I got those all finished up this week made sure that the bleeding screws were appropriately placed in the upright position (a little trick I picked on the forum,) and I got those things all remounted, the wheels back on, and the brakes all re-bled. I originally had some leaks, but thanks to new crush washers, so far so good. One note on bleeding those brakes using one of those one-man brake breed bleeder set ups: at least in my case. I didn’t realize on the one side was the fitting popped out and squirted brake fluid all over the shop. So, just word of warning with that there is quite a bit about pressure on those so if you use one of those just just can’t be aware of that, and watch the pushing force you use.


The SAI Kit really made a big difference in the front end alignment. I was able to notice right away, in terms of the angles, so this next week I’ll be able to get the rear end aligned, the pinion angle set, and all of that cleaned up. I also will do the initial front end alignment on it so that I can get things all buttoned up and ready to go to the DMV.

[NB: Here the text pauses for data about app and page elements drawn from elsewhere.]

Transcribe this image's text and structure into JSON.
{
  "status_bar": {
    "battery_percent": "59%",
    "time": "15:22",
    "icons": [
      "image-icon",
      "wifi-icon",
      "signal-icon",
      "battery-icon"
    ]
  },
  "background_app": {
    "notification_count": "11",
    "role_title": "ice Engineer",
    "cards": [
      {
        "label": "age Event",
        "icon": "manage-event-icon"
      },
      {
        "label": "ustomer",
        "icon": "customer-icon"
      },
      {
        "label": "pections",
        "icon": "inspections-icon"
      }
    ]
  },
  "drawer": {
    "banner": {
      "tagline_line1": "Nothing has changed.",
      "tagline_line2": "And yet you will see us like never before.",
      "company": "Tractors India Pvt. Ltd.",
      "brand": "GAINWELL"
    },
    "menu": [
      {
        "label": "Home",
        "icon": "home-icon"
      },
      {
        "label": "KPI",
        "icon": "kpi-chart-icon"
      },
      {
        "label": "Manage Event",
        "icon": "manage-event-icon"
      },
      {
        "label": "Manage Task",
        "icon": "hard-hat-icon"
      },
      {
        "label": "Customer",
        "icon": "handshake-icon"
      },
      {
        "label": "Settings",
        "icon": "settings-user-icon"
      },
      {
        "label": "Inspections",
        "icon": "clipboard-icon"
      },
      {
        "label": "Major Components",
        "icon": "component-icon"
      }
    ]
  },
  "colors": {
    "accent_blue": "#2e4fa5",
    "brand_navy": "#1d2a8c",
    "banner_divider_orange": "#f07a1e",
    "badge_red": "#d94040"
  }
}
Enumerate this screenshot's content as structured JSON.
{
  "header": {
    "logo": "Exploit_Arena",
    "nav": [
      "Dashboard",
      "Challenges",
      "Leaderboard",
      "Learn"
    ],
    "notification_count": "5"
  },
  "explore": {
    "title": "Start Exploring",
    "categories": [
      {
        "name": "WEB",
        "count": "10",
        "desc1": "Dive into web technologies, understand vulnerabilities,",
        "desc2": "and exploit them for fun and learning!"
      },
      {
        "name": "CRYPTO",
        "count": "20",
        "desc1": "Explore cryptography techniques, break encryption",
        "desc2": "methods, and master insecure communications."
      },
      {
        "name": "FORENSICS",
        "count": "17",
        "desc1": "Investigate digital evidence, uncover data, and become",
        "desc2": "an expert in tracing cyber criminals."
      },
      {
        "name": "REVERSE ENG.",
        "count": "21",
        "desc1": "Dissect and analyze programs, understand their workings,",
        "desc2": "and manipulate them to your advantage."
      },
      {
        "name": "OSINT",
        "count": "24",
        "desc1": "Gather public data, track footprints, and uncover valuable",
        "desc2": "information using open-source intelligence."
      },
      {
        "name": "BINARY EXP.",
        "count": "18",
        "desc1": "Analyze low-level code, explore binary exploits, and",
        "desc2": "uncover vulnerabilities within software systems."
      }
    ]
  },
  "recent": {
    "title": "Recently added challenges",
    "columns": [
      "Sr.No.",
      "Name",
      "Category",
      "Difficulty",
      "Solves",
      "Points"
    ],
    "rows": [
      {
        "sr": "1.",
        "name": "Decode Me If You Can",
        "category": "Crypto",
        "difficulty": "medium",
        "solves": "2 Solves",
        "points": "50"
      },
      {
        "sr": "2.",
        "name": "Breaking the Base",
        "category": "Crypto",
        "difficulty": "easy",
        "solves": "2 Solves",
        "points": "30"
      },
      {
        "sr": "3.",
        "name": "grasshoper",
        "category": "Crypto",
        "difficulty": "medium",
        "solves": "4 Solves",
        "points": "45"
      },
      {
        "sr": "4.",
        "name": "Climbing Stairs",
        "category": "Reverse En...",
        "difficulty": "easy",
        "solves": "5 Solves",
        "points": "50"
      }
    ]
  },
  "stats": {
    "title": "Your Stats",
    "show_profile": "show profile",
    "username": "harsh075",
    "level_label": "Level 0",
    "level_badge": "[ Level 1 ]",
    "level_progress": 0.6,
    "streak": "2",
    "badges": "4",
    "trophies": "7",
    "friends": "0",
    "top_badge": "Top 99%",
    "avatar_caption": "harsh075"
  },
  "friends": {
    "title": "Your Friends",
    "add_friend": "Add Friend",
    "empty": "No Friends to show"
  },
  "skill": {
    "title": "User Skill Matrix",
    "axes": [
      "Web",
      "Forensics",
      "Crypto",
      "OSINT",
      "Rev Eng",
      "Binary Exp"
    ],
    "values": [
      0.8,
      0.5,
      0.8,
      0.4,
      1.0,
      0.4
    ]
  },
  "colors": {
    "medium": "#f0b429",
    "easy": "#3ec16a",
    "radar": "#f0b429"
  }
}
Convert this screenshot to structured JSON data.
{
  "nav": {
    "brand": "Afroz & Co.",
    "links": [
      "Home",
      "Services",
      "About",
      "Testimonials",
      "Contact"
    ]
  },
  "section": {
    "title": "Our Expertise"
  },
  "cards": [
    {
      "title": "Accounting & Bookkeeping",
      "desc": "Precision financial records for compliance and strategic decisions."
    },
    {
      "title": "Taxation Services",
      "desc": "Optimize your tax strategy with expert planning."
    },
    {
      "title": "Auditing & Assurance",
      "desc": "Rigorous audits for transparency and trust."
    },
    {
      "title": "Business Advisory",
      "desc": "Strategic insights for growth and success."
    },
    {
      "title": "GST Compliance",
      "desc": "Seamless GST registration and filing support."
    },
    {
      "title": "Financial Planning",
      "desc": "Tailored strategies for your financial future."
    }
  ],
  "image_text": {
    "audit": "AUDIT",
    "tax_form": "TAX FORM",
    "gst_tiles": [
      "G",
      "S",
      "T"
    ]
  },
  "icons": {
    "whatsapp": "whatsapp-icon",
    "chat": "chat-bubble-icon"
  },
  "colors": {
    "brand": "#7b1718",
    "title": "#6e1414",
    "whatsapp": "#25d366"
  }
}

This week, I’m going to be getting the seat heaters installed into the seats so that I’ll be ready to get those drilled out and mounted to the frame. Then, the only thing left from there is to get the body put on, get the lights in, and go to get it registered.